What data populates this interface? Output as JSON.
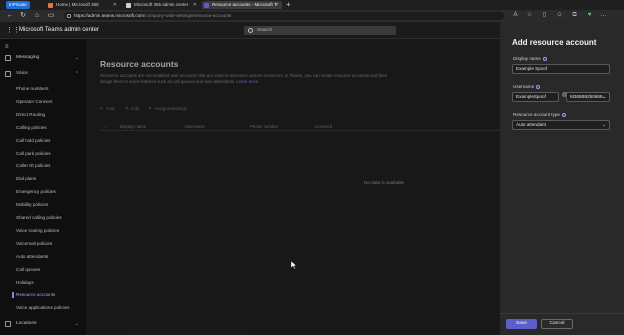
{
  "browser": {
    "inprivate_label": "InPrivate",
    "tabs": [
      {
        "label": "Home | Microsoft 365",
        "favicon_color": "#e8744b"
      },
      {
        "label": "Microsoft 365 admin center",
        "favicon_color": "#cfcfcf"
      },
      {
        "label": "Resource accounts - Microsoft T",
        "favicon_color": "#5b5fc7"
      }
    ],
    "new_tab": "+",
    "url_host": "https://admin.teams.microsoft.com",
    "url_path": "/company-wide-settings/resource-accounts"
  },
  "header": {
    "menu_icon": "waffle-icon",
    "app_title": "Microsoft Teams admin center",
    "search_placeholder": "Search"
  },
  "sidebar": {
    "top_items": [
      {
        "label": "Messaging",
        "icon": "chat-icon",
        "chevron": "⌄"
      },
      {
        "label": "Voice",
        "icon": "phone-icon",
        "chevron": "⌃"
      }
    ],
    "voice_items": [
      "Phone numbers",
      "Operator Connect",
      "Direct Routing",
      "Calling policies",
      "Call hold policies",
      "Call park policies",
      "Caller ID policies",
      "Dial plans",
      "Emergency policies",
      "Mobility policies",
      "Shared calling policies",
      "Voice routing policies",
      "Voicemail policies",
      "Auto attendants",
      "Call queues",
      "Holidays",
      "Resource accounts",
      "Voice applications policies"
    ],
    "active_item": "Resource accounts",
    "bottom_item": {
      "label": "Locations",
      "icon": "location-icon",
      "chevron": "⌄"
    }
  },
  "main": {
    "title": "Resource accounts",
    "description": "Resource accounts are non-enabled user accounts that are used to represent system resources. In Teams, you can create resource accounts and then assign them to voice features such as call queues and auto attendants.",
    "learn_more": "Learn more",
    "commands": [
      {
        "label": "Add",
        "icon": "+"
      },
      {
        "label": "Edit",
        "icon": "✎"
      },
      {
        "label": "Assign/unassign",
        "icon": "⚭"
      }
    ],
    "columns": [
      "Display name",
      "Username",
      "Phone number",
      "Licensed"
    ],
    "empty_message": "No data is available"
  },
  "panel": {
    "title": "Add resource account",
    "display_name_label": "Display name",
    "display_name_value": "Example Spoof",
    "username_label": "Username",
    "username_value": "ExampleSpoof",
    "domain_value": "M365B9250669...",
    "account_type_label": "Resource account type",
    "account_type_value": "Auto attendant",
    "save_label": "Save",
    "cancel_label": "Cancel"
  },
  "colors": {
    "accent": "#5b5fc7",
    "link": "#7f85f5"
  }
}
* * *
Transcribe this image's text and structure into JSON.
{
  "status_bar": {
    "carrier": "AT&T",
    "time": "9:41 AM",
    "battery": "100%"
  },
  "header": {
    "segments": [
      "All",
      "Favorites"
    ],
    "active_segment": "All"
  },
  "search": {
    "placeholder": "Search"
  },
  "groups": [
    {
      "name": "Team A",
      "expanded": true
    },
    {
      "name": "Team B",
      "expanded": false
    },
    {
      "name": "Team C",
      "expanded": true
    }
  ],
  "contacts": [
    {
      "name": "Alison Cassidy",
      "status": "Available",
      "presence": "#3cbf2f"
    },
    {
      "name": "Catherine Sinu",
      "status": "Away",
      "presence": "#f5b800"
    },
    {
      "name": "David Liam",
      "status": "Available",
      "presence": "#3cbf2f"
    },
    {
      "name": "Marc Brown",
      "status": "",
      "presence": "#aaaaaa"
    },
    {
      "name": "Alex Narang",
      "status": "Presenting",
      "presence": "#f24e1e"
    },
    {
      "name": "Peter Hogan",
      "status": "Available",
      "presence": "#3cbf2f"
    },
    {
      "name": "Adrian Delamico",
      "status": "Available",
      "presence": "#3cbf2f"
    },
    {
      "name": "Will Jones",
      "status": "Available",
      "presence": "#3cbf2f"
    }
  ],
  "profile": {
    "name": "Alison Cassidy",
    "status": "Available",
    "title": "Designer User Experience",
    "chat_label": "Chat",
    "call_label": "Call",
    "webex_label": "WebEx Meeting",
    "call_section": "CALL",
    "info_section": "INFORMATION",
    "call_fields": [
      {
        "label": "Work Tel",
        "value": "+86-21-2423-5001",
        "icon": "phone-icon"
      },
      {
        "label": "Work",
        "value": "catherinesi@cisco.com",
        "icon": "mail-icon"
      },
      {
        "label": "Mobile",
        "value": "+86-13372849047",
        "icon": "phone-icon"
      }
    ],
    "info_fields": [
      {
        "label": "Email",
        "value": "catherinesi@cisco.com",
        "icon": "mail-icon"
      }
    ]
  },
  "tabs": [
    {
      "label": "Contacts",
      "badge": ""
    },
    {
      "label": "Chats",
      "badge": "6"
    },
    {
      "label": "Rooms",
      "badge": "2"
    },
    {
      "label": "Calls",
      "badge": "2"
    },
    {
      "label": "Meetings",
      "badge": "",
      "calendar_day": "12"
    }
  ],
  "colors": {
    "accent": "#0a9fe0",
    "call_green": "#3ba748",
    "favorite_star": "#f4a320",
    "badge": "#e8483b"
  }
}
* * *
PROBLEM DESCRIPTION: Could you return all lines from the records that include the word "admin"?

REPLY TO THE TASK:
        "label": "Microsoft 365 admin center",
    "url_host": "https://admin.teams.microsoft.com",
    "app_title": "Microsoft Teams admin center",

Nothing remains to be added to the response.